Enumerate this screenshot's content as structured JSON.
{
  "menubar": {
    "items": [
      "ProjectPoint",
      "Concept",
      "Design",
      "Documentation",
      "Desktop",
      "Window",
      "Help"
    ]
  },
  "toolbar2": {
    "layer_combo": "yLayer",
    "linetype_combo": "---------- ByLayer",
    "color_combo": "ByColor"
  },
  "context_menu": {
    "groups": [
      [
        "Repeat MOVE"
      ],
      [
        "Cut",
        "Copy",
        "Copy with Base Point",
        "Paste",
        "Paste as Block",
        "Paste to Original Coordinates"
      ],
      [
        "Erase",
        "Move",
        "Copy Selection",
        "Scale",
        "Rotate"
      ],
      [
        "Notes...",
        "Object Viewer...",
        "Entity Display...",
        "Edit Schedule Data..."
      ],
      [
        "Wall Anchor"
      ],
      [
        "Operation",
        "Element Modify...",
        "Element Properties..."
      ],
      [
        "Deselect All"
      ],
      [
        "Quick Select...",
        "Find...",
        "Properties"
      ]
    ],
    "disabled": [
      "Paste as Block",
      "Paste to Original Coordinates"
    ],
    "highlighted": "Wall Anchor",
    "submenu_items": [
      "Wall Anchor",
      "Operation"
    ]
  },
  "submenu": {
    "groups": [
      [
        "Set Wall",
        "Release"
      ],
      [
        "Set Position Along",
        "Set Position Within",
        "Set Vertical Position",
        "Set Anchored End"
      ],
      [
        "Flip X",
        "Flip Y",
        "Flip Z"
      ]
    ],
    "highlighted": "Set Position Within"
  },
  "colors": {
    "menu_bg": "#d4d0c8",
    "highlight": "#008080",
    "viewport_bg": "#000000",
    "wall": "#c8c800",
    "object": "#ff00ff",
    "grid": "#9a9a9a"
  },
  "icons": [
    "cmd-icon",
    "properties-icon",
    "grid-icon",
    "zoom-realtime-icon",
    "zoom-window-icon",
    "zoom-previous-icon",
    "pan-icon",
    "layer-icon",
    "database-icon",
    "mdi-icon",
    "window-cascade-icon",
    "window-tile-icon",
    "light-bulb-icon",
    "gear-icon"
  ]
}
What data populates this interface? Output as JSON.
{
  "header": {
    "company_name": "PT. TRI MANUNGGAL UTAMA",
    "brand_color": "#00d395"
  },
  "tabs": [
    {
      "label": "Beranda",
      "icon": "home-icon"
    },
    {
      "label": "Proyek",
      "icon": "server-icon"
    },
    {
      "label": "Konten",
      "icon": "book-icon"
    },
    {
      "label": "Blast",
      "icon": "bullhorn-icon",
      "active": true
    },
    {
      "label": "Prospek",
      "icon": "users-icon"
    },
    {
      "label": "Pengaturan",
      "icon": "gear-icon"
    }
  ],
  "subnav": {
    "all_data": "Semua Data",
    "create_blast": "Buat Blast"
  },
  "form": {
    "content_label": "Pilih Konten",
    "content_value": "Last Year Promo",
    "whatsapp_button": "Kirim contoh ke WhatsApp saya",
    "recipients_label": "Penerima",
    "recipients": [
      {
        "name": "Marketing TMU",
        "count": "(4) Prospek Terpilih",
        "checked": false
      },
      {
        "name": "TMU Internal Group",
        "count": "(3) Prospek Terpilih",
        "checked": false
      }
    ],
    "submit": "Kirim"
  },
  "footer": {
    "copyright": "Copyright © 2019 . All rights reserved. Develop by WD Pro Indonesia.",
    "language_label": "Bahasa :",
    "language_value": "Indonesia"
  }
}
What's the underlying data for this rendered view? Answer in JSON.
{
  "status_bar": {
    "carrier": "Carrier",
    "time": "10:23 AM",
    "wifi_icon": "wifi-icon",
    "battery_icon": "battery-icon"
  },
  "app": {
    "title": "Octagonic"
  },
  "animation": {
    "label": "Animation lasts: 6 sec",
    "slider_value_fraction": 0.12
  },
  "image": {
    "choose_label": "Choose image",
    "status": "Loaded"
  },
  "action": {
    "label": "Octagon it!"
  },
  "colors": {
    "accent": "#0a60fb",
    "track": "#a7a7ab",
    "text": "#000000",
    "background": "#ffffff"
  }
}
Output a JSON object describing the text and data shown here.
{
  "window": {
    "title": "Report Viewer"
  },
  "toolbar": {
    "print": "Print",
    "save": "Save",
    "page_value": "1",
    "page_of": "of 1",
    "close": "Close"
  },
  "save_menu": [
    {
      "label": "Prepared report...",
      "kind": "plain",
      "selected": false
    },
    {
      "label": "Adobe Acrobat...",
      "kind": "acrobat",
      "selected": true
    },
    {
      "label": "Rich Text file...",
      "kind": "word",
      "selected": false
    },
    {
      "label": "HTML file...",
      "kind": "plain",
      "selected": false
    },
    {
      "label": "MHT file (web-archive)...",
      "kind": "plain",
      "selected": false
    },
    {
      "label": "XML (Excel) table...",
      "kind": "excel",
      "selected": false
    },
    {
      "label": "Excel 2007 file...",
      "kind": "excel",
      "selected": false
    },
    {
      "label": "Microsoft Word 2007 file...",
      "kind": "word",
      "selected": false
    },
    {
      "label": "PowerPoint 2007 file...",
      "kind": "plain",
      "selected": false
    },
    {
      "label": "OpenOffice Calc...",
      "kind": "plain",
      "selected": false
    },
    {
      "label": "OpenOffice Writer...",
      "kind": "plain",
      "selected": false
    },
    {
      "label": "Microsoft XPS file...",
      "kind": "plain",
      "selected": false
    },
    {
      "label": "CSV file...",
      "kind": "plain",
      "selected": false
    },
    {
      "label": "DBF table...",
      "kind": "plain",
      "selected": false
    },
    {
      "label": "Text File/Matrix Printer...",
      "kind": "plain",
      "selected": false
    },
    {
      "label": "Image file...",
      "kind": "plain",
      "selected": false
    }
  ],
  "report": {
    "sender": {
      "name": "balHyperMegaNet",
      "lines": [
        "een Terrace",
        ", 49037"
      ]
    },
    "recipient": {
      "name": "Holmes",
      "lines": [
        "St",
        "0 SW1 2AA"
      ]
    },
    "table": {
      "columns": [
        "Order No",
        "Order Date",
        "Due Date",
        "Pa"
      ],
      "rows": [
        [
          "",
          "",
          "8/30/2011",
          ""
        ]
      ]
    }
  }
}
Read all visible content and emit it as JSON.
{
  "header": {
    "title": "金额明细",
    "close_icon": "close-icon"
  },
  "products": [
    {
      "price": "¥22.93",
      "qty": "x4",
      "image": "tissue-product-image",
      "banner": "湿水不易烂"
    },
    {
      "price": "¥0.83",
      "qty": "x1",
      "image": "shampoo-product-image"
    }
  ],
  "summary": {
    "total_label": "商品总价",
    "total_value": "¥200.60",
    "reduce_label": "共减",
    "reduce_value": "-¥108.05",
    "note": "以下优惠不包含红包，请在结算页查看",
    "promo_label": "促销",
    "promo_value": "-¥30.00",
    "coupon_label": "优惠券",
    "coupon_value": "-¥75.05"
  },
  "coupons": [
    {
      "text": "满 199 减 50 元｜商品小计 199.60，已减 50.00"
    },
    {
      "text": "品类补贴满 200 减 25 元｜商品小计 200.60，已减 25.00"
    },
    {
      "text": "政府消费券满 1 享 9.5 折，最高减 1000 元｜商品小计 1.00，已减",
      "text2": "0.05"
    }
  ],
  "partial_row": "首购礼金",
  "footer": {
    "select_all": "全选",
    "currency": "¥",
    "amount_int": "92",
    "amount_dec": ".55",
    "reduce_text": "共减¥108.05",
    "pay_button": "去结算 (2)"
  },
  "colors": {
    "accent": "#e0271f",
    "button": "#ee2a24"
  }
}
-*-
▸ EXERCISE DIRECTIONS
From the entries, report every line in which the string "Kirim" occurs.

▸ COMPLETED TASK
    "whatsapp_button": "Kirim contoh ke WhatsApp saya",
    "submit": "Kirim"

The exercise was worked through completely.